First, to give him a stimulating environment to learn and socialize. Now that he’s walking and sort-of talking, we really value the idea of him learning to interact well with peers and to take direction early on from a teacher. We personally feel that it’s important for his independence and development. (Raise your babies how you want to, people. We don’t project our values for him onto you, I promise.)

Second, to give me a chance to breathe. My mom was convinced that she developed her fatal bladder cancer due to stress—there was no other reason her body should have failed her. I inherited the gene from her that seems to magnify stress. It’s something I’ve worked incredibly hard to manage over the years, but is definitely not something that will ever fully disappear. My husband has told me that my health will always be the priority, so he feels strongly that we take it into account with how we spend our money and time. Thus, in this chapter of our lives, paying for part-time childcare is a distinct way to lessen my strain while accomplishing things like cleaning the house, laundry, making appointments, etc.

Third, to give me time to focus on my passions and goals.
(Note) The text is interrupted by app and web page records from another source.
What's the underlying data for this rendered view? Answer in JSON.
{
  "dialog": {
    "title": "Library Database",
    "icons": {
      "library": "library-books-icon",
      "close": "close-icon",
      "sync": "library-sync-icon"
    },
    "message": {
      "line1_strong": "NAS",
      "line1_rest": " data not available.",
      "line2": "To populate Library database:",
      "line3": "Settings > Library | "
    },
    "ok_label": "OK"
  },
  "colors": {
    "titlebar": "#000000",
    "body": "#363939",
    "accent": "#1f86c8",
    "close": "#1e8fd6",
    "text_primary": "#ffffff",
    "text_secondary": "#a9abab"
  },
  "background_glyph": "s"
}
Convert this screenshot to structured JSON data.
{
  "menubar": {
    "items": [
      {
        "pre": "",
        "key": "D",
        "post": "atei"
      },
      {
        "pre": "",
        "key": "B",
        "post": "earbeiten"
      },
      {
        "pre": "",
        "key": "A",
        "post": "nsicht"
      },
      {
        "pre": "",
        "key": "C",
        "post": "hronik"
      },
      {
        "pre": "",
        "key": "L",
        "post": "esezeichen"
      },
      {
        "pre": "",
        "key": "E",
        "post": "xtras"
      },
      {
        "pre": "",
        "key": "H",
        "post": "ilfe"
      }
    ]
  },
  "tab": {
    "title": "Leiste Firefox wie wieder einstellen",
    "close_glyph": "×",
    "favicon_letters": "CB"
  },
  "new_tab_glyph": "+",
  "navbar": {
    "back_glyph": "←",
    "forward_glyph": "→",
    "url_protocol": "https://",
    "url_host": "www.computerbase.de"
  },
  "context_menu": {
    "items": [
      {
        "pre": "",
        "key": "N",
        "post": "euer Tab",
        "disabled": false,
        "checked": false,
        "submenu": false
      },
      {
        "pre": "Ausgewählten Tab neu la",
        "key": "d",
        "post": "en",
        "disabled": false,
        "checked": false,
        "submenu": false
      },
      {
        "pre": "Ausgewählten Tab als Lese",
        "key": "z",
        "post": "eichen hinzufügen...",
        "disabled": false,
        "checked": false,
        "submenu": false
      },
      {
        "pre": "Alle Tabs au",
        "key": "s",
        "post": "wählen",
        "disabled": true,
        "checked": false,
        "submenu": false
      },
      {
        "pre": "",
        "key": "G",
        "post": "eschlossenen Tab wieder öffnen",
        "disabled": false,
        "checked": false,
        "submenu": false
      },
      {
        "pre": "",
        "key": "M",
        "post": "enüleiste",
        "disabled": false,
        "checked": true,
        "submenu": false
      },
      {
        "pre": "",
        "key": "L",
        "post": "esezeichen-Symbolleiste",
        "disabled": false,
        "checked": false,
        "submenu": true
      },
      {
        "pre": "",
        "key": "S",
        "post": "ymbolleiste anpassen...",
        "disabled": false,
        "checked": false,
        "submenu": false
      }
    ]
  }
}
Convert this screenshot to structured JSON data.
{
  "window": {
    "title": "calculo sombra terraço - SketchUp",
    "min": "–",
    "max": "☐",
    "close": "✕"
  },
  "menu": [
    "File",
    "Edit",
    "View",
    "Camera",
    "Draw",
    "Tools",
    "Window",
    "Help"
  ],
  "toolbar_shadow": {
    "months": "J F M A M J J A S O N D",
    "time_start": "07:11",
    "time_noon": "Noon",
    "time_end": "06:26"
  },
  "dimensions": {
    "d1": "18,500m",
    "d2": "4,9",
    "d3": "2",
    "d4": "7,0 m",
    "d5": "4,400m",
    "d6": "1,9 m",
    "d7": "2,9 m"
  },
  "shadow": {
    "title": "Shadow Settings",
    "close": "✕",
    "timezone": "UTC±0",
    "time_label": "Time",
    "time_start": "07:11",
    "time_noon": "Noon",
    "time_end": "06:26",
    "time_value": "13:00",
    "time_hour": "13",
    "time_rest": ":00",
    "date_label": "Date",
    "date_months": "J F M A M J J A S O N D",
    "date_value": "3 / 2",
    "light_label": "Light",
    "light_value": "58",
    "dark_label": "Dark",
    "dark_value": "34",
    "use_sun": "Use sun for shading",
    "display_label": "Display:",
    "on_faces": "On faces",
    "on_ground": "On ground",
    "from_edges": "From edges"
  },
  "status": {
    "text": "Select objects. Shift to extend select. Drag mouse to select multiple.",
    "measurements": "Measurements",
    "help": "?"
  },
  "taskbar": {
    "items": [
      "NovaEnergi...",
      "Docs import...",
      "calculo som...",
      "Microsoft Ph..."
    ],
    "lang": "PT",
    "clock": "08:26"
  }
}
Despite being a SAHM, I still have so many things I want to accomplish, and it’s important to both Aaron and me that I maintain my sense of “self.” For instance, I’m writing this blog post while Anders is as at school. Once I have our daughter during this time, obviously it’ll be a bit harder to carve out time for my passions, but 15 hours with one child instead of both is certainly still a gift. 

YES, we are so privileged and grateful that we are able to afford part-time care without a second income. For the record, we do have to make sacrifices in order for this to be possible, so we’re not just rolling in the dough or anything…there’s a reason I can’t remember the last time we went out to eat. (Other than that taking a toddler to a restaurant is borderline self-abuse.) But I recognize that there are tons of women who are insanely stressed and can’t put their health first, or can’t pursue their own goals.

And this acknowledgement is why I feel so freaking guilty and embarrassed when, despite my beautiful life, I still have weak moments. I ask myself those accusatory questions mentioned above when I snap at my husband, lose patience with my son, or completely tune out everyone and stare at my phone. Or when I complain about pregnancy discomfort and cry about being tired. I hate myself for doing those things, because I have no right.

Something I’m trying to embrace is that whether I’m a working mom with a deployed husband, or a SAHM with extra help—I am human. We are human. We all struggle. Billionaires struggle and the impoverished struggle. Marrieds struggle and singles struggle. Parents struggle and non-parents struggle. It’s just that all of those struggles look different…and sometimes they look the same. We all have the “right” to feel how life makes us feel. What we are responsible for is continuing to strive for less destructive reactions to those feelings. 

Yes, I should be grateful. Yes, we should all look for reasons to be grateful. But that doesn’t mean you’re a nightmare of a person if you struggle. Have grace and patience with yourself, and continue working on managing the manifestations of your struggles. That is literally ALL you can do. I’m working on those things with a lot of prayer and practice, and hope that by sharing this, you can too.

Shannon Leyko